Cargo, London – 24 September 2001
It takes a lot to get me out on a dreary Autumnal Monday evening, especially when the venue lurks down a shabby alley in so-hip-it-hurts Shoreditch. Fortunately, the band playing tonight are Manchester-based electronica duo Lamb and this is an “intimate” live showcase of tracks from their forthcoming third album WHAT SOUND.
Besides the throng of music journos and record industry types, a sizeable amount of the audience crammed into Cargo’s faux-industrial cavern are friends and fans of the band who have won the right to be here via a competition on their website. So, they at least don’t seem to mind being kept waiting for 40 minutes while the rest of us stare expectantly at the projected images on the screen above the stage.
When the band eventually emerge, augmented live by a drummer, lanky bassist and the new addition of a mohawked guitarist, they kick off with the album’s swirling title track, and it becomes clear how much the music takes on a life of its own in the live arena – the precision-bombing of beats halfway through the opener sends the audience into a frenzy.
Lamb certainly make for an interesting live spectacle. While Lou Rhodes stands front and centre, eyes closed in concentration, her musical partner Andy Barlow seems intent to loon about for the audience, strapping on a bongo, grimacing his way through mid-song thumperamas during THIS COULD BE HEAVEN and nearly strangling her in the process on one occasion. This blossoms into a full-on Benny Hill routine throughout SMALL, as Andy alternates between knocking out a rhythm on a drum sequencer and pulling faces.

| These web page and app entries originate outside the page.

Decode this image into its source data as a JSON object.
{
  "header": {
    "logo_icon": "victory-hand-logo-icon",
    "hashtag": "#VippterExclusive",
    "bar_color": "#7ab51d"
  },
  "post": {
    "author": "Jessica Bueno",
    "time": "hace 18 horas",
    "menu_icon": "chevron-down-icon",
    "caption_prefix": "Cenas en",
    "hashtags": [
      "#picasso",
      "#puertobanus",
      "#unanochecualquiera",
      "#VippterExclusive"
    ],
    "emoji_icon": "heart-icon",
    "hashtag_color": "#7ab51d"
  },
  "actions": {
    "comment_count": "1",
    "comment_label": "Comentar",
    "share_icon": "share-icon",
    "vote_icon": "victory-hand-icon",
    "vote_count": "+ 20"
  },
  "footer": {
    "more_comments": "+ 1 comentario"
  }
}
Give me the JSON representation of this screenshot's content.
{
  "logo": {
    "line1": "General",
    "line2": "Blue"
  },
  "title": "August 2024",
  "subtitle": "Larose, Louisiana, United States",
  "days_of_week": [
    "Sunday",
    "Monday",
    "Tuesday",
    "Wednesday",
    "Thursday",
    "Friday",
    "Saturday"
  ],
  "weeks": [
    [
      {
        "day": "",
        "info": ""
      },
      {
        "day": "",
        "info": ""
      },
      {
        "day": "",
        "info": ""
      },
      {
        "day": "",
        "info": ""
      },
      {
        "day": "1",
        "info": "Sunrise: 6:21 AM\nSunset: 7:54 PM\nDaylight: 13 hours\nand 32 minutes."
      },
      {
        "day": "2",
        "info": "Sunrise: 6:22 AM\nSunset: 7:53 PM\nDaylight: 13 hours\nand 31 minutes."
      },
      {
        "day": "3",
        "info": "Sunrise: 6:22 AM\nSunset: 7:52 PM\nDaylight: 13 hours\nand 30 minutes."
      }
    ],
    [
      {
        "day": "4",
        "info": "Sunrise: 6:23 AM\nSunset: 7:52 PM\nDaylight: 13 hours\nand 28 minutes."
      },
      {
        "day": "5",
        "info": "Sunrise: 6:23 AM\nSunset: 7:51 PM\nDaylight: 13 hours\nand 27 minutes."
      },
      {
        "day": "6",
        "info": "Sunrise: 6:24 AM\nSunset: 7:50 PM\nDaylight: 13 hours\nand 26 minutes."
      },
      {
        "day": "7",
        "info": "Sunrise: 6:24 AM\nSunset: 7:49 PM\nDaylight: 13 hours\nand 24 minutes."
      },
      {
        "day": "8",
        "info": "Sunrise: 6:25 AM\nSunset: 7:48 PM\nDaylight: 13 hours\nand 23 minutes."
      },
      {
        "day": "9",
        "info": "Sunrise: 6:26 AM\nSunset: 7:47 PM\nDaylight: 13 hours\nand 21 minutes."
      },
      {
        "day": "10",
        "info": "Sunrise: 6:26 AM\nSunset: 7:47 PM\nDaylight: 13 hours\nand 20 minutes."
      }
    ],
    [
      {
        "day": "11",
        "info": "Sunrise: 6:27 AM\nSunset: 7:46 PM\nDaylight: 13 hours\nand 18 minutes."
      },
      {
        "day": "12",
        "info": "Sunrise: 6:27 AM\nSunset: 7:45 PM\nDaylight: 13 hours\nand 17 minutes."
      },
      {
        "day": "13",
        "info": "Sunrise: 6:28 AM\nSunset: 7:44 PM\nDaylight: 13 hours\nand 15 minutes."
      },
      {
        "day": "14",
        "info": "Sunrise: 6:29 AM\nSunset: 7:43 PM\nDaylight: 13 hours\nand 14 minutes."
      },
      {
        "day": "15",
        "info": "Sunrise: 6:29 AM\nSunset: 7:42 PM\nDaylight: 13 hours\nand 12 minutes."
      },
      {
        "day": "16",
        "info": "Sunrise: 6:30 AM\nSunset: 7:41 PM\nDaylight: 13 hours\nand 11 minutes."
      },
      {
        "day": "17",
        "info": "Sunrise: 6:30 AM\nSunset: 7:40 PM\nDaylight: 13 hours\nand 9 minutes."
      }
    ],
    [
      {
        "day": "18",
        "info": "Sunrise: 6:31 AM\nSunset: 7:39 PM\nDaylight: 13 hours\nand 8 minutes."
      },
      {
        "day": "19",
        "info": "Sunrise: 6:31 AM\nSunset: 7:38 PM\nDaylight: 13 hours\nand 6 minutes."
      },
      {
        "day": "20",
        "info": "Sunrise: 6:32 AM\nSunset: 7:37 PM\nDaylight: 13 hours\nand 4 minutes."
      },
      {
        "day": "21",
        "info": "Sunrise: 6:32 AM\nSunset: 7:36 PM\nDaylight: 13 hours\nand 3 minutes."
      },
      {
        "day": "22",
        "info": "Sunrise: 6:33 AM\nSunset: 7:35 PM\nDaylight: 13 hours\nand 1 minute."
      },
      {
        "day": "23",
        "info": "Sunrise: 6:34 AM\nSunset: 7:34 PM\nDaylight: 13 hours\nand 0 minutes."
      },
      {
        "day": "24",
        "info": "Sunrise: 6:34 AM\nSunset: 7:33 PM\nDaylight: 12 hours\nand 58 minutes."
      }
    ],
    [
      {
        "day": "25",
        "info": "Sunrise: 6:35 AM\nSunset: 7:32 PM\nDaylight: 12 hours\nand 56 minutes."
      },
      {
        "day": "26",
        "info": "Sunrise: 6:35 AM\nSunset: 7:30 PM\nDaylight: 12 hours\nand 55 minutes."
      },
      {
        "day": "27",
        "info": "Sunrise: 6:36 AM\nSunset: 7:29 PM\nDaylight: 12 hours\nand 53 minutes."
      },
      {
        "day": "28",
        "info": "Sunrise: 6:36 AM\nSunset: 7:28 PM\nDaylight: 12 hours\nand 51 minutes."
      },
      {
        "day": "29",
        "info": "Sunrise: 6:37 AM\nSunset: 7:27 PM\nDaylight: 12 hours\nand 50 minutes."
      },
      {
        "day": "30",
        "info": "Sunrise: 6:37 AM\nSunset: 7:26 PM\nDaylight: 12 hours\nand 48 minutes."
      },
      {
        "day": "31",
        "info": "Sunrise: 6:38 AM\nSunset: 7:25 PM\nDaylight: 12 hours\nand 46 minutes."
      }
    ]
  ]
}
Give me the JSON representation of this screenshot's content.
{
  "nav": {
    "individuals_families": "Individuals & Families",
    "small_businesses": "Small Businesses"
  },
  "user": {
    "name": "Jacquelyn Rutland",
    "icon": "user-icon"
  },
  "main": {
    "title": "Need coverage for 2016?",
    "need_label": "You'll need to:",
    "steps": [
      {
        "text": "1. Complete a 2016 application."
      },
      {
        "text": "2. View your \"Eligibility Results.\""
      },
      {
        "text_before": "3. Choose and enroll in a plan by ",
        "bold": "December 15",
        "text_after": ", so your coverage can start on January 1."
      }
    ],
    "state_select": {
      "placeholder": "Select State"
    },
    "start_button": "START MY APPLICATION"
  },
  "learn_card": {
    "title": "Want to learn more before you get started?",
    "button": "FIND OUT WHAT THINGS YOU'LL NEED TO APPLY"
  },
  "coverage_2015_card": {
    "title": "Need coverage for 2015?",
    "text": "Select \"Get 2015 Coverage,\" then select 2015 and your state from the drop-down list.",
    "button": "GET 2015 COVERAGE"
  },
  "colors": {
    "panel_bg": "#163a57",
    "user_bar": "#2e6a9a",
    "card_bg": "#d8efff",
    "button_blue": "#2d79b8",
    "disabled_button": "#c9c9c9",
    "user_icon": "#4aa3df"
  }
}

Still, it’s good to see he’s enthusiastic, and he really has good reason to be proud. GABRIEL is a stunning song, and a superb choice of single, and ONE which closes the main set, rocks like a bastard. Special mention should also go to the bass player, who not only manages to replicate Me’shell Ndegeocello’s nimble slap-bass on SWEET, but picks up an upright for the encore of I CRY.
Despite occasionally oscillating between pretentious (there really was no need for a microphone-camera-view of Lou’s nostrils) and Andy’s hyperactive onstage antics, Lamb put on a commanding performance.
You can catch them on tour throughout the UK in October and Europe until the end of the year.